Adams, Jefferson and Ben Franklin (Colin Alexander) make up the main trio in the 1969 Broadway play, but they're hardly the only ones on stage; roughly 30 people comprise the large, mostly male, ensemble cast, which fills a re-creation of Independence Hall.
"It's the only musical theater piece that has about a 30-minute segment which has the delegates talking and arguing — it's 30 minutes without one musical note, nothing," says Robinson, the 20-year-old graduate of Pine Creek High School who's already a veteran of the local stage scene. "And that's very, very rarely seen in musical theater. So, this musical holds a place in my heart because there's a lot more acting than you would expect from a show."

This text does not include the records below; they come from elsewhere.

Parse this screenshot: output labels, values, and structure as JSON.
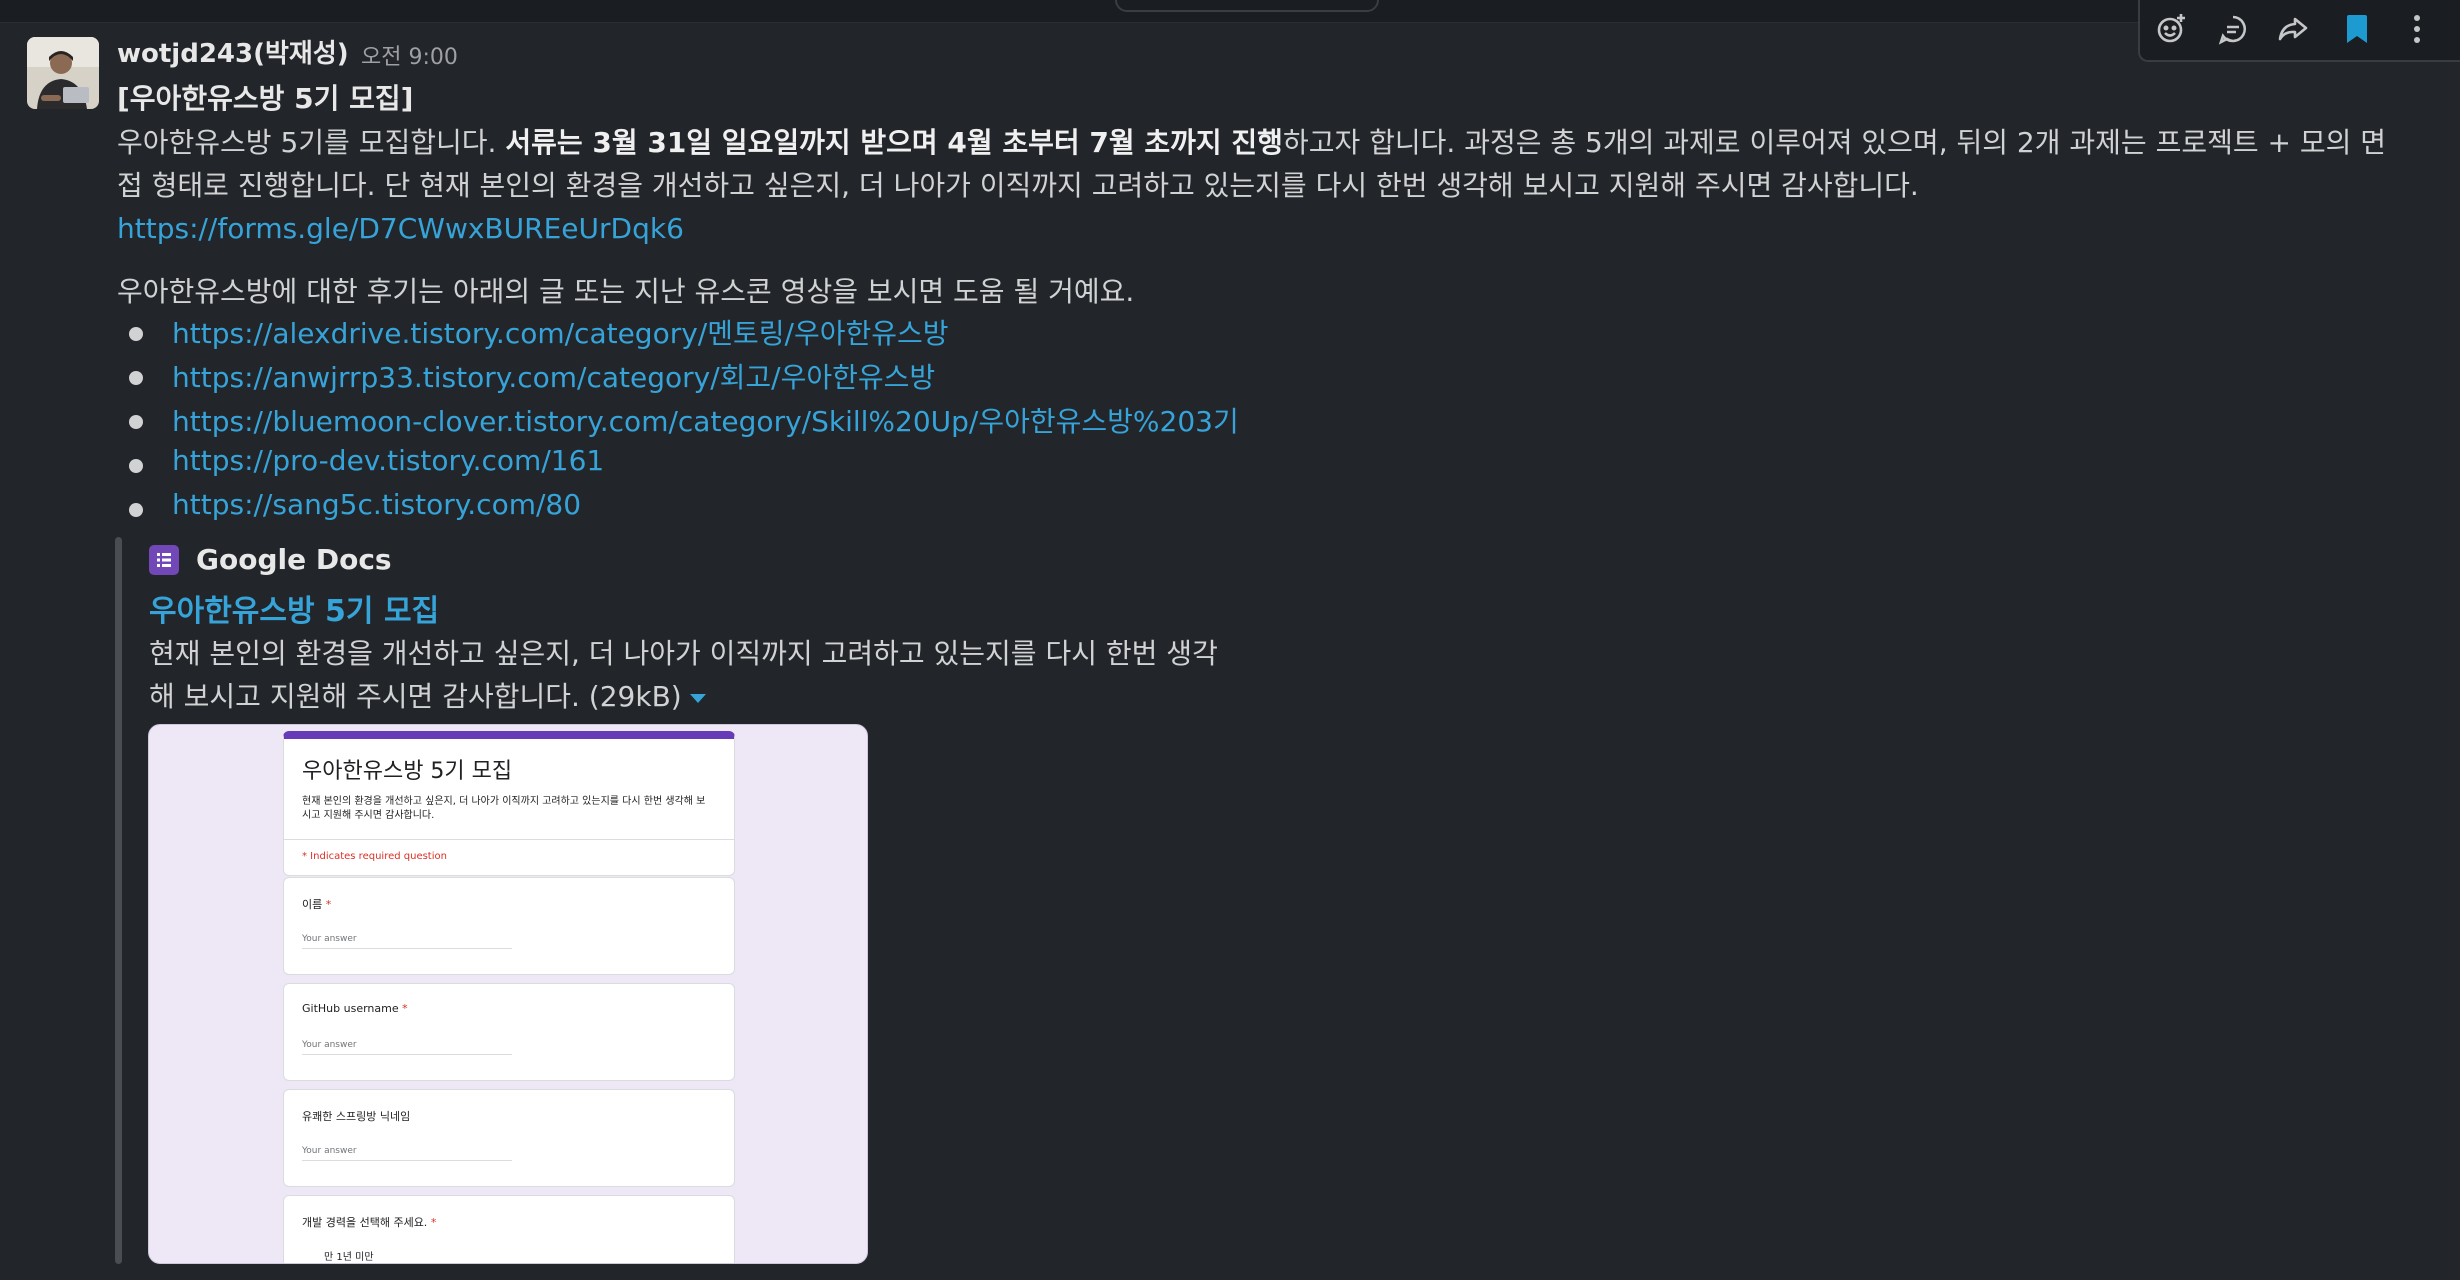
{
  "message": {
    "sender": "wotjd243(박재성)",
    "time": "오전 9:00",
    "title": "[우아한유스방 5기 모집]",
    "p1_a": "우아한유스방 5기를 모집합니다. ",
    "p1_b": "서류는 3월 31일 일요일까지 받으며 4월 초부터 7월 초까지 진행",
    "p1_c": "하고자 합니다. 과정은 총 5개의 과제로 이루어져 있으며, 뒤의 2개 과제는 프로젝트 + 모의 면",
    "p2": "접 형태로 진행합니다. 단 현재 본인의 환경을 개선하고 싶은지, 더 나아가 이직까지 고려하고 있는지를 다시 한번 생각해 보시고 지원해 주시면 감사합니다.",
    "form_link": "https://forms.gle/D7CWwxBUREeUrDqk6",
    "intro": "우아한유스방에 대한 후기는 아래의 글 또는 지난 유스콘 영상을 보시면 도움 될 거예요.",
    "links": [
      "https://alexdrive.tistory.com/category/멘토링/우아한유스방",
      "https://anwjrrp33.tistory.com/category/회고/우아한유스방",
      "https://bluemoon-clover.tistory.com/category/Skill%20Up/우아한유스방%203기",
      "https://pro-dev.tistory.com/161",
      "https://sang5c.tistory.com/80"
    ]
  },
  "attachment": {
    "source": "Google Docs",
    "title": "우아한유스방 5기 모집",
    "desc_line1": "현재 본인의 환경을 개선하고 싶은지, 더 나아가 이직까지 고려하고 있는지를 다시 한번 생각",
    "desc_line2": "해 보시고 지원해 주시면 감사합니다. (29kB)"
  },
  "form_preview": {
    "title": "우아한유스방 5기 모집",
    "description": "현재 본인의 환경을 개선하고 싶은지, 더 나아가 이직까지 고려하고 있는지를 다시 한번 생각해 보시고 지원해 주시면 감사합니다.",
    "required_note": "* Indicates required question",
    "answer_placeholder": "Your answer",
    "q1": "이름",
    "q2": "GitHub username",
    "q3": "유쾌한 스프링방 닉네임",
    "q4": "개발 경력을 선택해 주세요.",
    "q4_option": "만 1년 미만",
    "star": "*"
  },
  "colors": {
    "background": "#222529",
    "link": "#36a3d9",
    "bookmark": "#1d9bd1",
    "docs_purple": "#673ab7"
  },
  "icons": [
    "add-reaction-icon",
    "reply-thread-icon",
    "share-icon",
    "bookmark-icon",
    "more-icon",
    "list-icon"
  ]
}
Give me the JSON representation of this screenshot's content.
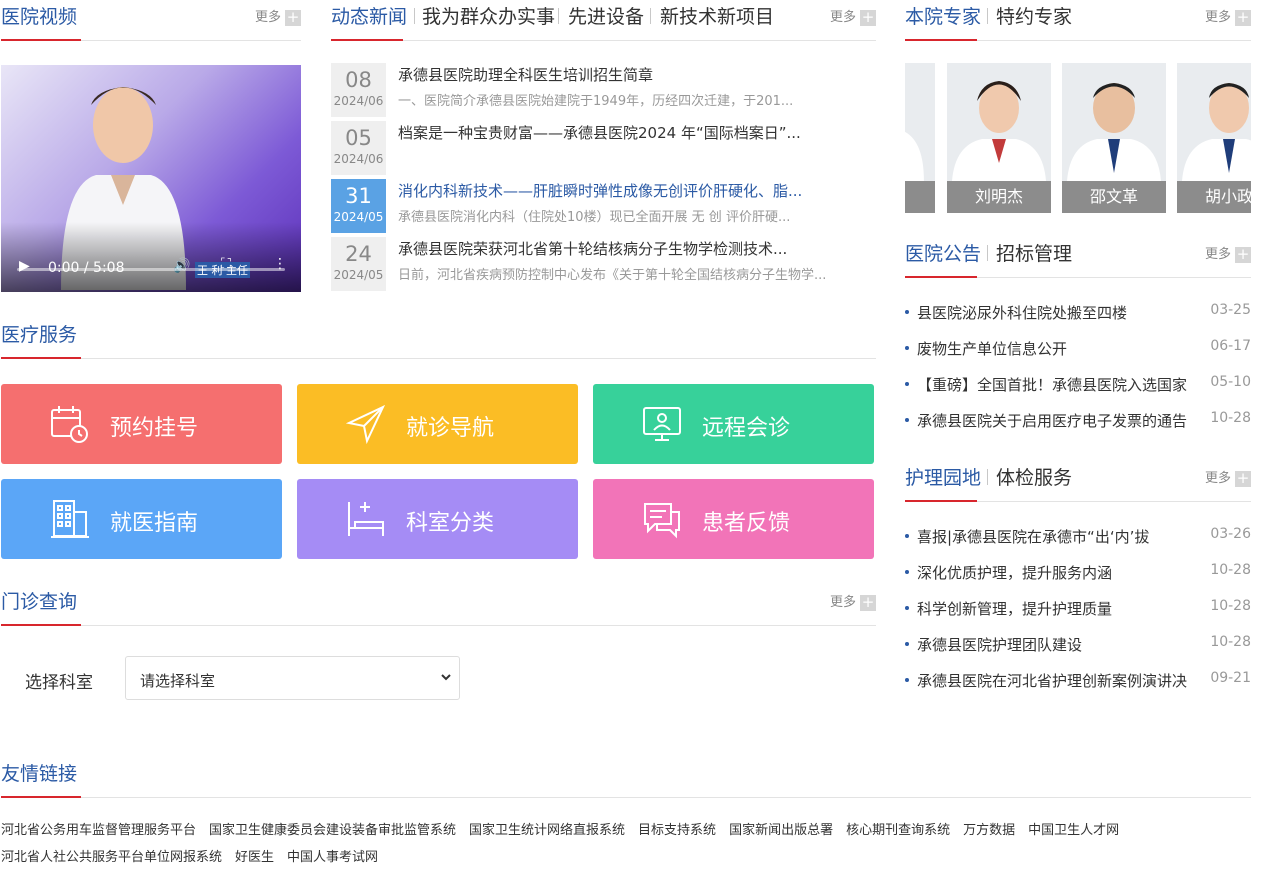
{
  "video_section": {
    "title": "医院视频",
    "more": "更多",
    "time": "0:00 / 5:08",
    "caption": "王 利  主任"
  },
  "news_section": {
    "tabs": [
      "动态新闻",
      "我为群众办实事",
      "先进设备",
      "新技术新项目"
    ],
    "more": "更多",
    "items": [
      {
        "day": "08",
        "ym": "2024/06",
        "title": "承德县医院助理全科医生培训招生简章",
        "summary": "一、医院简介承德县医院始建院于1949年，历经四次迁建，于201..."
      },
      {
        "day": "05",
        "ym": "2024/06",
        "title": "档案是一种宝贵财富——承德县医院2024 年“国际档案日”...",
        "summary": ""
      },
      {
        "day": "31",
        "ym": "2024/05",
        "title": "消化内科新技术——肝脏瞬时弹性成像无创评价肝硬化、脂...",
        "summary": "承德县医院消化内科（住院处10楼）现已全面开展 无 创 评价肝硬..."
      },
      {
        "day": "24",
        "ym": "2024/05",
        "title": "承德县医院荣获河北省第十轮结核病分子生物学检测技术...",
        "summary": "日前，河北省疾病预防控制中心发布《关于第十轮全国结核病分子生物学..."
      }
    ]
  },
  "medical_service": {
    "title": "医疗服务",
    "tiles": [
      {
        "label": "预约挂号",
        "icon": "calendar-clock-icon",
        "color": "#f56f6f"
      },
      {
        "label": "就诊导航",
        "icon": "navigation-arrow-icon",
        "color": "#fbbd25"
      },
      {
        "label": "远程会诊",
        "icon": "monitor-person-icon",
        "color": "#37d19a"
      },
      {
        "label": "就医指南",
        "icon": "building-icon",
        "color": "#5ba6f7"
      },
      {
        "label": "科室分类",
        "icon": "hospital-bed-icon",
        "color": "#a58cf5"
      },
      {
        "label": "患者反馈",
        "icon": "chat-bubbles-icon",
        "color": "#f274b8"
      }
    ]
  },
  "outpatient": {
    "title": "门诊查询",
    "more": "更多",
    "label": "选择科室",
    "select_value": "请选择科室"
  },
  "experts_section": {
    "tabs": [
      "本院专家",
      "特约专家"
    ],
    "more": "更多",
    "names": [
      "刘明杰",
      "邵文革",
      "胡小政"
    ]
  },
  "notice_section": {
    "tabs": [
      "医院公告",
      "招标管理"
    ],
    "more": "更多",
    "items": [
      {
        "title": "县医院泌尿外科住院处搬至四楼",
        "date": "03-25"
      },
      {
        "title": "废物生产单位信息公开",
        "date": "06-17"
      },
      {
        "title": "【重磅】全国首批！承德县医院入选国家",
        "date": "05-10"
      },
      {
        "title": "承德县医院关于启用医疗电子发票的通告",
        "date": "10-28"
      }
    ]
  },
  "nursing_section": {
    "tabs": [
      "护理园地",
      "体检服务"
    ],
    "more": "更多",
    "items": [
      {
        "title": "喜报|承德县医院在承德市“出‘内’拔",
        "date": "03-26"
      },
      {
        "title": "深化优质护理，提升服务内涵",
        "date": "10-28"
      },
      {
        "title": "科学创新管理，提升护理质量",
        "date": "10-28"
      },
      {
        "title": "承德县医院护理团队建设",
        "date": "10-28"
      },
      {
        "title": "承德县医院在河北省护理创新案例演讲决",
        "date": "09-21"
      }
    ]
  },
  "links_section": {
    "title": "友情链接",
    "links": [
      "河北省公务用车监督管理服务平台",
      "国家卫生健康委员会建设装备审批监管系统",
      "国家卫生统计网络直报系统",
      "目标支持系统",
      "国家新闻出版总署",
      "核心期刊查询系统",
      "万方数据",
      "中国卫生人才网",
      "河北省人社公共服务平台单位网报系统",
      "好医生",
      "中国人事考试网"
    ]
  }
}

And let's not forget the insults. Invectives like "landlord," "madman" and the always-popular "lawyer" fly between Adams and main rival John Dickinson, the Pennsylvanian who advocates reconciliation with the mother country. Meanwhile, Jefferson just wants get home to Virginia to "refresh the missus," and initially can't be bothered to write the Declaration of Independence. And Franklin is enjoying the attainment of that certain age where he'd rather spend time posing in the park for a painting — "being preserved for posterity," as it were.
Toss in depressing dispatches from "G. Washington"; the tension of corralling votes; and the quiet thoughts of a mother looking for the body of her soldier son, and a more complex musical emerges. Even the Atlantic triangular trade makes an appearance, in the form of South Carolina delegate Edward Rutledge criticizing Jefferson's hypocritical stance against Southern slavery: "Who sails the ships out of Boston, laden with Bibles and rum? / Who drinks a toast to the Ivory Coast? / Hail Africa, the slavers have come. / New England, with Bibles and rum!"
"I think they do a fantastic job of making of making it relevant, and making it entertaining, and all at the same time making it historical," says Robinson. "And I think that that alone makes it unlike any other musical that is out there right now."